American socialists used to get a lot of support, and votes. Many of them were “ordinary” (small-town, middle-class white) people.

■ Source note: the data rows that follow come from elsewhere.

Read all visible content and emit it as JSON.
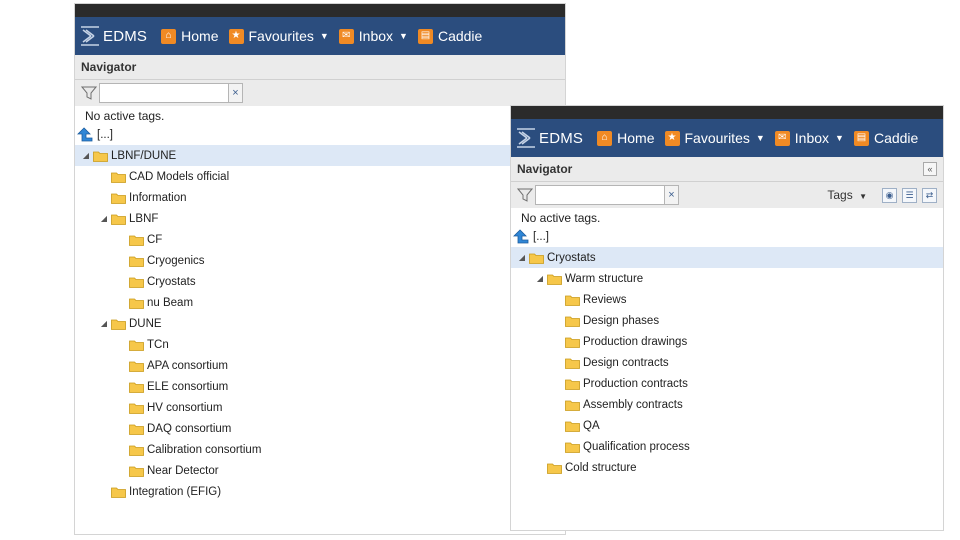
{
  "app": {
    "logo_text": "EDMS",
    "nav": [
      {
        "label": "Home",
        "icon": "home-icon",
        "caret": false
      },
      {
        "label": "Favourites",
        "icon": "star-icon",
        "caret": true
      },
      {
        "label": "Inbox",
        "icon": "envelope-icon",
        "caret": true
      },
      {
        "label": "Caddie",
        "icon": "cart-icon",
        "caret": false
      }
    ]
  },
  "navigator": {
    "title": "Navigator",
    "filter_value": "",
    "clear_label": "×",
    "status": "No active tags.",
    "tags_label": "Tags",
    "up_label": "[...]"
  },
  "trees": {
    "left": [
      {
        "label": "LBNF/DUNE",
        "depth": 0,
        "toggle": "expanded",
        "selected": true
      },
      {
        "label": "CAD Models official",
        "depth": 1,
        "toggle": "none"
      },
      {
        "label": "Information",
        "depth": 1,
        "toggle": "none"
      },
      {
        "label": "LBNF",
        "depth": 1,
        "toggle": "expanded"
      },
      {
        "label": "CF",
        "depth": 2,
        "toggle": "none"
      },
      {
        "label": "Cryogenics",
        "depth": 2,
        "toggle": "none"
      },
      {
        "label": "Cryostats",
        "depth": 2,
        "toggle": "none"
      },
      {
        "label": "nu Beam",
        "depth": 2,
        "toggle": "none"
      },
      {
        "label": "DUNE",
        "depth": 1,
        "toggle": "expanded"
      },
      {
        "label": "TCn",
        "depth": 2,
        "toggle": "none"
      },
      {
        "label": "APA consortium",
        "depth": 2,
        "toggle": "none"
      },
      {
        "label": "ELE consortium",
        "depth": 2,
        "toggle": "none"
      },
      {
        "label": "HV consortium",
        "depth": 2,
        "toggle": "none"
      },
      {
        "label": "DAQ consortium",
        "depth": 2,
        "toggle": "none"
      },
      {
        "label": "Calibration consortium",
        "depth": 2,
        "toggle": "none"
      },
      {
        "label": "Near Detector",
        "depth": 2,
        "toggle": "none"
      },
      {
        "label": "Integration (EFIG)",
        "depth": 1,
        "toggle": "none"
      }
    ],
    "right": [
      {
        "label": "Cryostats",
        "depth": 0,
        "toggle": "expanded",
        "selected": true
      },
      {
        "label": "Warm structure",
        "depth": 1,
        "toggle": "expanded"
      },
      {
        "label": "Reviews",
        "depth": 2,
        "toggle": "none"
      },
      {
        "label": "Design phases",
        "depth": 2,
        "toggle": "none"
      },
      {
        "label": "Production drawings",
        "depth": 2,
        "toggle": "none"
      },
      {
        "label": "Design contracts",
        "depth": 2,
        "toggle": "none"
      },
      {
        "label": "Production contracts",
        "depth": 2,
        "toggle": "none"
      },
      {
        "label": "Assembly contracts",
        "depth": 2,
        "toggle": "none"
      },
      {
        "label": "QA",
        "depth": 2,
        "toggle": "none"
      },
      {
        "label": "Qualification process",
        "depth": 2,
        "toggle": "none"
      },
      {
        "label": "Cold structure",
        "depth": 1,
        "toggle": "none"
      }
    ]
  },
  "colors": {
    "appbar": "#2b4d7e",
    "nav_icon": "#f08a24",
    "selected_row": "#dde8f6",
    "folder_fill": "#f6c74a",
    "folder_stroke": "#c99a1a"
  }
}
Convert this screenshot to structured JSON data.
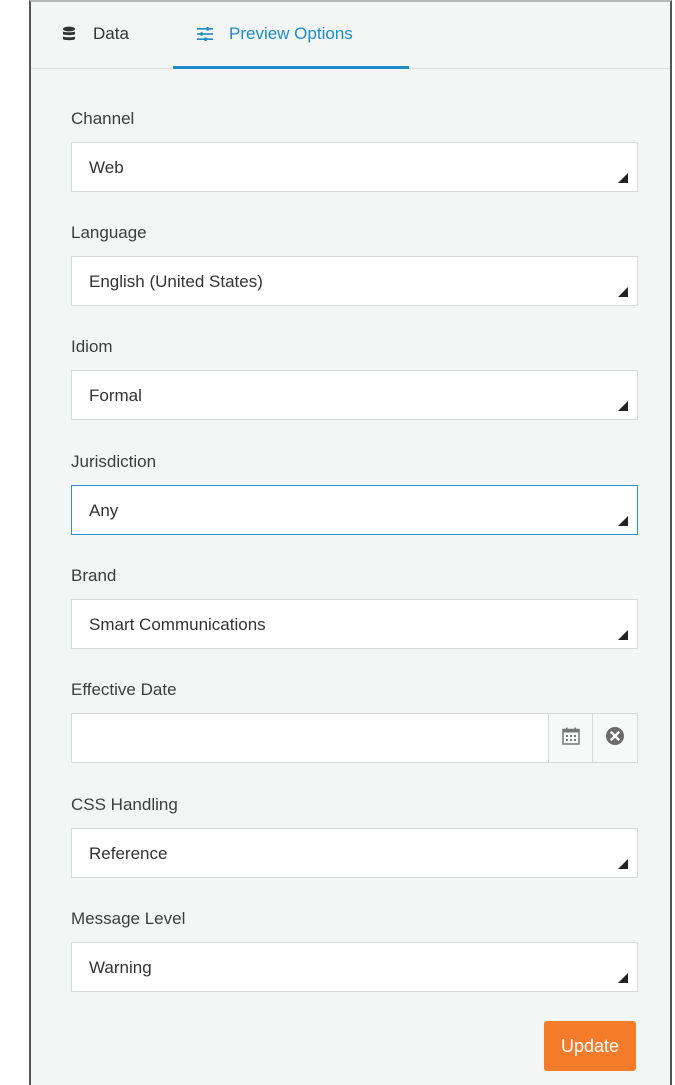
{
  "tabs": {
    "data_label": "Data",
    "preview_label": "Preview Options",
    "active": "Preview Options"
  },
  "fields": {
    "channel": {
      "label": "Channel",
      "value": "Web"
    },
    "language": {
      "label": "Language",
      "value": "English (United States)"
    },
    "idiom": {
      "label": "Idiom",
      "value": "Formal"
    },
    "jurisdiction": {
      "label": "Jurisdiction",
      "value": "Any"
    },
    "brand": {
      "label": "Brand",
      "value": "Smart Communications"
    },
    "effective_date": {
      "label": "Effective Date",
      "value": ""
    },
    "css_handling": {
      "label": "CSS Handling",
      "value": "Reference"
    },
    "message_level": {
      "label": "Message Level",
      "value": "Warning"
    }
  },
  "actions": {
    "update_label": "Update"
  },
  "icons": {
    "data": "database-icon",
    "preview": "sliders-icon",
    "calendar": "calendar-icon",
    "clear": "clear-circle-icon"
  },
  "colors": {
    "accent": "#1c8cc9",
    "button": "#f47b2a",
    "panel_bg": "#f4f6f6",
    "field_border": "#d7d9db",
    "focus_border": "#2a93cf"
  }
}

The largest conglomeration of socialists, middle-aged and middle American, bore little superficial resemblance to the socialist proletarians of Europe. Foreign visitors and even New Yorkers could hardly understand that the Appeal to Reason, the nation’s largest weekly political newspaper, came from small-town Kansas. A later study of the “Appeal Army,” the volunteers who sought new subscribers, revealed a mostly middle-aged cadre, a combination of craft workers, small farmers, and ministers’ wives—the very social types sometimes ridiculed by European Marxists. But they educated themselves, built local socialist chapters, and often published their own local newspapers.